The first large-scale storm to take place in Belgium, Luxembourg, France, Spain or Portugal will be named after the late Armand (Pien), a famous Belgian weather reporter.
The country's Royal Meteorological Institute (RMI) has announced the list of storm names for the coming year (until 2023). The name of the first storm in the region always starts with the letter "a," and in the coming 12 months, will be a reference to Armand, a name put forward by Belgium.
"I have nominated Armand (Pien) on behalf of Belgium and that will be the first name to be chosen by Spain, Portugal, France, Luxembourg or Belgium when code orange or above is issued for wind is declared over a sufficiently large area," weather reporter for RMI, David Dehenauw, said on Twitter.
Pien was a well-known weather reporter who was the first Dutch-speaking meteorologist at the RMI working there since 1948 and later reporting for the Flemish broadcasting service VRT. Next year will mark 20 years since his death.
Find the full list of names that will be valid from 1 September 2022 to 31 August 2023 below. A woman's and a man's name are used alternately.
The way storm names in Europe are chosen is complicated, as the system sees the continent divided into regions, bringing together weather institutes of various countries.
While Belgium is part of the group including Luxembourg, France, Spain or Portugal, its neighbouring country The Netherlands has worked together with the UK's Met Office and Ireland's Met Éireann since 2015 to name storms that affect their populations.
This means there are different lists with storm names within the continent. The country where the storm first appear chooses the name, drawn from the list determined by the group it is a part of. This means that Belgium may not necessarily experience storm Armand, for example, if it remains in Spain.
Once the storm has been given a name, it remains the same throughout Europe, even if the storm moves to a country from another country grouping.
The list is in fact sorted alphabetically, meaning the higher the name on the list, the greater the chance that it will be used.

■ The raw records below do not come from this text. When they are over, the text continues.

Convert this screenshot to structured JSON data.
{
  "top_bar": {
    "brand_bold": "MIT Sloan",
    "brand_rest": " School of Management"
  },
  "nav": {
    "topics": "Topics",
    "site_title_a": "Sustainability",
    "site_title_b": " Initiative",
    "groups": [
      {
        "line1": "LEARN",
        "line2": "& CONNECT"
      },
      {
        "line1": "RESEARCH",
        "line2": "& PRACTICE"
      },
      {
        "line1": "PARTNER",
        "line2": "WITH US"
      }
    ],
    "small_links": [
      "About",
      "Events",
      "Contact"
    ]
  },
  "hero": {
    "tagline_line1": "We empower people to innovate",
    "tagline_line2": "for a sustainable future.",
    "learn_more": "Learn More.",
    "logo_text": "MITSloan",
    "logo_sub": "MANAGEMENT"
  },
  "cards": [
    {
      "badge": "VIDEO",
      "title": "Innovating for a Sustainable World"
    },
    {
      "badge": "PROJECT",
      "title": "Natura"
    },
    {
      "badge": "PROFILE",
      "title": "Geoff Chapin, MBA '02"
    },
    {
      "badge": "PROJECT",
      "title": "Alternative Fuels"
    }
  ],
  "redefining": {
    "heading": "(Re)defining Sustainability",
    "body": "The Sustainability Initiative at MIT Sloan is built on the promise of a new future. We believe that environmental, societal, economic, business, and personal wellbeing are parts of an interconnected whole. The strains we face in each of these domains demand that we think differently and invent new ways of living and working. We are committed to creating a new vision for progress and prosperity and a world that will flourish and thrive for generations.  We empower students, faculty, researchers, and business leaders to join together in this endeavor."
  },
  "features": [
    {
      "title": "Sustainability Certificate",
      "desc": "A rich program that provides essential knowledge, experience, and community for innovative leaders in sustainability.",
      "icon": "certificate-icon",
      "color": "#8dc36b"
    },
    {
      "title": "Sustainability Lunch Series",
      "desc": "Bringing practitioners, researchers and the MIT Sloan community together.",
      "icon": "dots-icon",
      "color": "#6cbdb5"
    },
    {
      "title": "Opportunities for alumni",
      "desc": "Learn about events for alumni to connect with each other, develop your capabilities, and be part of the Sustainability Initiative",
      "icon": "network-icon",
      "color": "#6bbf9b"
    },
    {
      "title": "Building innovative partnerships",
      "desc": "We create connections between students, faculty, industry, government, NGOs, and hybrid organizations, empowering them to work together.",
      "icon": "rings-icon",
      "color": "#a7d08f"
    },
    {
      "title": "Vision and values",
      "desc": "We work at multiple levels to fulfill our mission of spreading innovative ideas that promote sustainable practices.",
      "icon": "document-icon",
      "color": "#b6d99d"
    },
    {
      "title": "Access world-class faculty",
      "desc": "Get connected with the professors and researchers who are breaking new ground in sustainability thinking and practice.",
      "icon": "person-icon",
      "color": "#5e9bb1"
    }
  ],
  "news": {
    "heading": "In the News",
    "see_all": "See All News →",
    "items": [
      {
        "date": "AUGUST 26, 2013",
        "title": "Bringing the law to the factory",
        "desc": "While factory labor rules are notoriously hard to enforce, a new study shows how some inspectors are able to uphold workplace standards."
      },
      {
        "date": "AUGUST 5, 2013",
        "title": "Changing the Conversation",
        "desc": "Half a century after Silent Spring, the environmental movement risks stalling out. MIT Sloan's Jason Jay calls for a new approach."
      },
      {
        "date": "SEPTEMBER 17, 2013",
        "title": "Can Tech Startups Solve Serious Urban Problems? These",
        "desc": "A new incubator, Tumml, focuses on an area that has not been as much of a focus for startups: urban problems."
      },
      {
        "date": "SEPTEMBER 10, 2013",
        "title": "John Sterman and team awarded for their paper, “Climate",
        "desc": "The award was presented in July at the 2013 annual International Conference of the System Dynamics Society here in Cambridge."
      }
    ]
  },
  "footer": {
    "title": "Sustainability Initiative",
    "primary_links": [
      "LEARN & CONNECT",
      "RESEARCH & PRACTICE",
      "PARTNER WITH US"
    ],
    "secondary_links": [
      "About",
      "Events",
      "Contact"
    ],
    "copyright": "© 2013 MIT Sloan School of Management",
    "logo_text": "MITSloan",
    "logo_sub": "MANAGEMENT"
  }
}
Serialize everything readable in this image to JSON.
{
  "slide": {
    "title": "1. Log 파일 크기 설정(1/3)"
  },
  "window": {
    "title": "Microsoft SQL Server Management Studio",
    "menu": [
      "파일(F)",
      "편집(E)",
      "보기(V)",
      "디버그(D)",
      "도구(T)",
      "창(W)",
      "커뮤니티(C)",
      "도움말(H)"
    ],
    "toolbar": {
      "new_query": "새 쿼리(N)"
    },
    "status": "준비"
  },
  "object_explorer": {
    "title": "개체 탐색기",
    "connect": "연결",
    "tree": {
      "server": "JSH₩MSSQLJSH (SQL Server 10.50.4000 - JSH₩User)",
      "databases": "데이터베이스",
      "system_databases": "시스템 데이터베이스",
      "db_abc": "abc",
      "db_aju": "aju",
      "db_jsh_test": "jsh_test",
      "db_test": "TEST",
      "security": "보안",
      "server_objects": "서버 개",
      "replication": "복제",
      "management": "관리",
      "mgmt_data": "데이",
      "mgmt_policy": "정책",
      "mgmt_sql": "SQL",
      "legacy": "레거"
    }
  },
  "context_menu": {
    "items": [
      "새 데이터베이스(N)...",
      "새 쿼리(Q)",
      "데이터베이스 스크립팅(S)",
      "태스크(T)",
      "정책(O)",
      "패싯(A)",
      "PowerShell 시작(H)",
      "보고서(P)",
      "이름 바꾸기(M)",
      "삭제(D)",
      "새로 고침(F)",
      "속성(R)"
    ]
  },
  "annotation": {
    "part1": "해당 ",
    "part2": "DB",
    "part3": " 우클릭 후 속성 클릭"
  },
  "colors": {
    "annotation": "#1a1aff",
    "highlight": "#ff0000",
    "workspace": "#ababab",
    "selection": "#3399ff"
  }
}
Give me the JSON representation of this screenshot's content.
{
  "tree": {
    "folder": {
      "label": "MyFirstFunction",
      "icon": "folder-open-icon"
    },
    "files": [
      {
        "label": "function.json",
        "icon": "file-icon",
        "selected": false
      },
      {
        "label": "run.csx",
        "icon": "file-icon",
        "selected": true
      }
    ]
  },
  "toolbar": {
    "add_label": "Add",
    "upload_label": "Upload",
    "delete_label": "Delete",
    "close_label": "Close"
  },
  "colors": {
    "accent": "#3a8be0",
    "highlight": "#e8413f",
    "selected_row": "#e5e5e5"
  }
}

Therefore, the letter "a" is a very popular letter for countries in the group to put names forward. Last year, when storms that raged across Belgium were named Eunice, Dudley and Ciara, Belgium put Armand forward, but at the time did not succeed in honouring the late weather reporter.